 Jennifer and The Ice Master have appeared in Newsweek, Entertainment Weekly, Glamour, The New Yorker, Outside, The New York Times Book Review, The London Daily Mail, The London Times, and Writer's Digest, among others.  Dateline NBC, the Discovery Channel, and the History Channel have featured The Ice Master and Jennifer in hour-long documentaries, she and the book have appeared frequently on the BBC, and the book has been the subject of numerous German, Canadian, and British television documentaries. The Ice Master has been nominated for awards by the American Library Association and Book Sense, and received Italy's esteemed Gambrinus Giuseppe Mazzotti Prize for 2002.   

Jennifer's second book, Ada Blackjack— an inspiring true story of the woman the press called "the female Robinson Crusoe"— was released in November 2003, was a Book Sense Top Ten Pick, has been optioned for the movies, was recently translated into Chinese and French, and will soon be published in Estonian. 

 Her memoir, The Aqua-Net Diaries: Big Hair, Big Dreams, Small Town, was published in February 2010 by Gallery Books, a division of Simon & Schuster, and was optioned by Warner Bros. as a television series.

 Her first novel, Velva Jean Learns to Drive (based on the Emmy Award-winning film of the same name), was released July 2009 by Penguin/Plume.

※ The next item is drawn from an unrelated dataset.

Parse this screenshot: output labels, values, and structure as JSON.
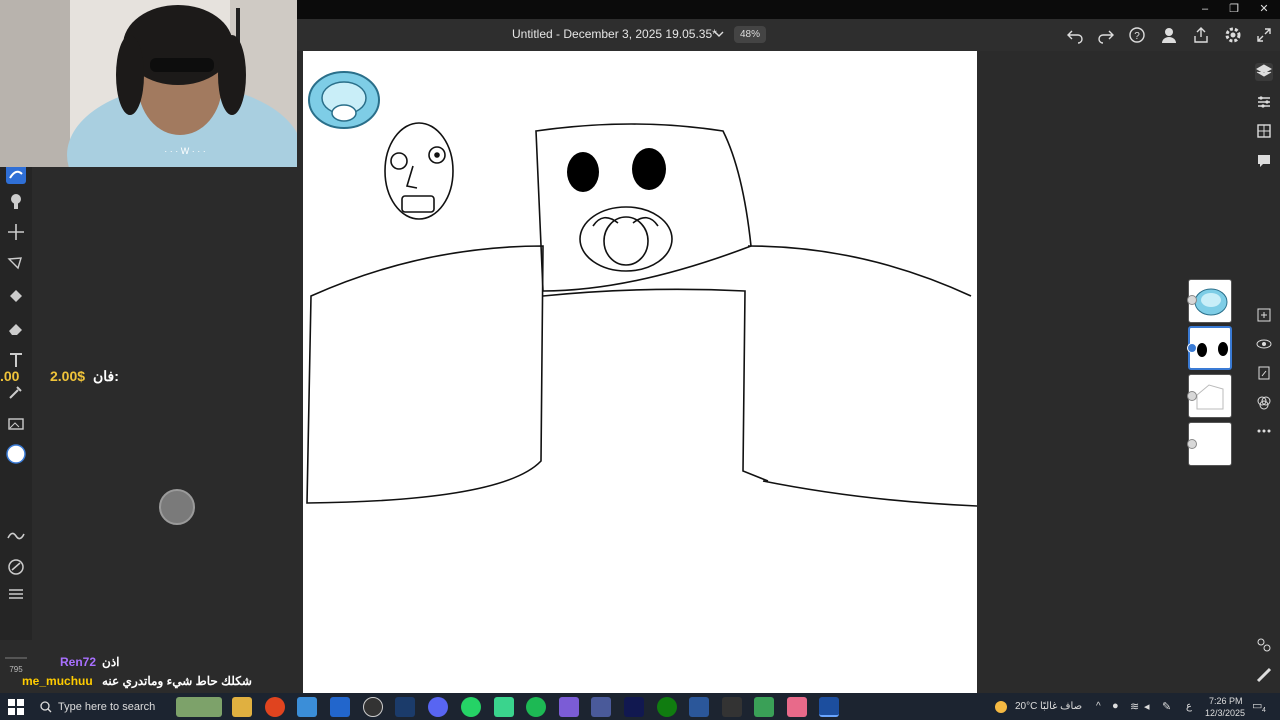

It was an Indie Pick for the August 2009 Indie Next List and was also a Costco Book of the Month. The second book in the Velva Jean series, Velva Jean Learns to Fly, was released by Penguin/Plume in August 2011, and the third book in the series, Becoming Clementine, will be published September 25, 2012. She is currently working on the fourth Velva Jean novel, which will be out in the fall of 2013. 

 With her mother, author Penelope Niven, Jennifer has conducted numerous seminars in writing and addressed audiences around the world. 

 For more information, visit her website:

We will be giving away ONE copy of Becoming Clementine by Jennifer Niven. Please fill out the Rafflecopter form to enter. You must be 18+ years of age to win AND a resident of the US. Books will be shipped directly from the publicist. Reading Lark is not responsible for prize delivery or lost books.


  1. Thanks for the giveaway! I've read the second Velva Jean novel and really enjoyed it, especially since the character's from North Carolina (my home state), so I'd love to win the next book!

  2. ths looks a super read. Am eager to give it a try!

  3. This book sounds amazing! The reason that I want to win this book is because I love books about World War II, heroism, spies, and I love the fact that this book focus on a woman bomber who become a spy. Most of these type of books focus on men. Thanks for the opportunity to win this book!

  4. My great aunt was in the Women's Army Corps (WAC), so I'd think I'd really enjoy this! Thanks for the info and chance to win!

  5. Thanks for historical books

  6. The WWII era was so important in the creation of the political world that we still see today. The contributions made to that effort by the women on the Allied side are sometimes overshadowed but were nonetheless of great importance. Whether in fiction or non-fiction, those stories are well worth telling.


Post a Comment

We love your comments!